- Some 28% of women working for colleges believe they have been passed over for a promotion because of their gender, according to new survey data from Gallup.
- Hispanic and Asian women were more likely to say they missed an opportunity for career advancement due to gender than others, with 33% and 30% saying they thought they'd been passed over, respectively.
- A lower share of women also reported they were being paid fairly for their work than men. Only 35% of women agreed or strongly agreed they were paid fairly, versus 47% of men.
The new Gallup data comes at a time of high concern about whether higher ed treats women employees fairly and gives them adequate opportunities to advance in their careers.
Scholars have been debating evidence indicating the pandemic disproportionately hurt women researchers' publishing productivity — a key concern because of the academy's "publish or perish" culture. Concerns have also been raised since women are underrepresented in authority positions in the higher education sector.
Women make up 44% of tenure-track faculty but only 36% of full professors, according to the American Association of University Women. Only a third of college presidents are women, according to the College and University Professional Association for Human Resources, and just 22% of presidencies at the 130 universities with the highest research activity are women, the Women's Power Gap Initiative said. Slightly more than a third of college governing board members are women, the Association of Governing Boards of Universities and Colleges has found.
Some women are attributing lack of promotions to their gender, according to Gallup's new survey, which covers higher ed staff as well as faculty. Often, it's because they are becoming more aware of the issue, according to Stephanie Marken, executive director of education research at Gallup and the researcher behind the new survey.
"Women are looking for signals that they are working in an equitable workplace in a way that they never had before," she said. "Higher education is still a highly toxic workplace for a lot of women throughout the country. If you feel like you're being passed over for your gender, you don't feel respected every day when you walk into work."

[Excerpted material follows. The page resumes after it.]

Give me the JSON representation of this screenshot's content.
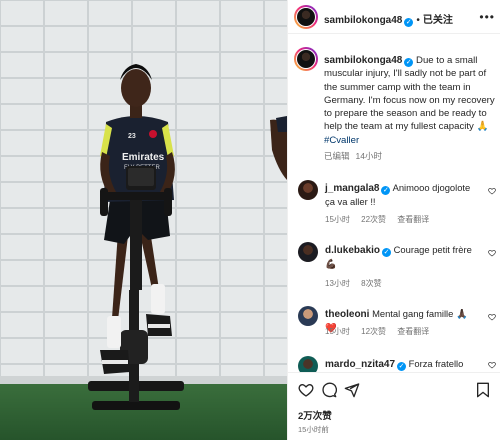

A gap in opportunities exists beyond promotion, according to the Gallup survey, which includes responses from 10,594 faculty and staff members.
Only 23% of female respondents strongly agreed they have the same opportunities for advancement as coworkers with similar experience and past performance. Roughly one in three men strongly agreed with the same statement.
"It's not always a new job or a new promotion that academics are interested in," Marken said. "Sometimes it's things like serving on a board or providing leadership on a committee or in an organization within the institution."
She said opportunities for professional and personal development are highly valued in the education sector, and workers will take positions based on those benefits.
The perceived gender disparities can often be due to a lack of communication on institutions' part, according to Marken.
"Some of those institutions have done good work internally to study pay equity. But they haven't necessarily communicated it publicly," she said. "Leaders are not always articulating their value proposition as an organization for which people could choose to work."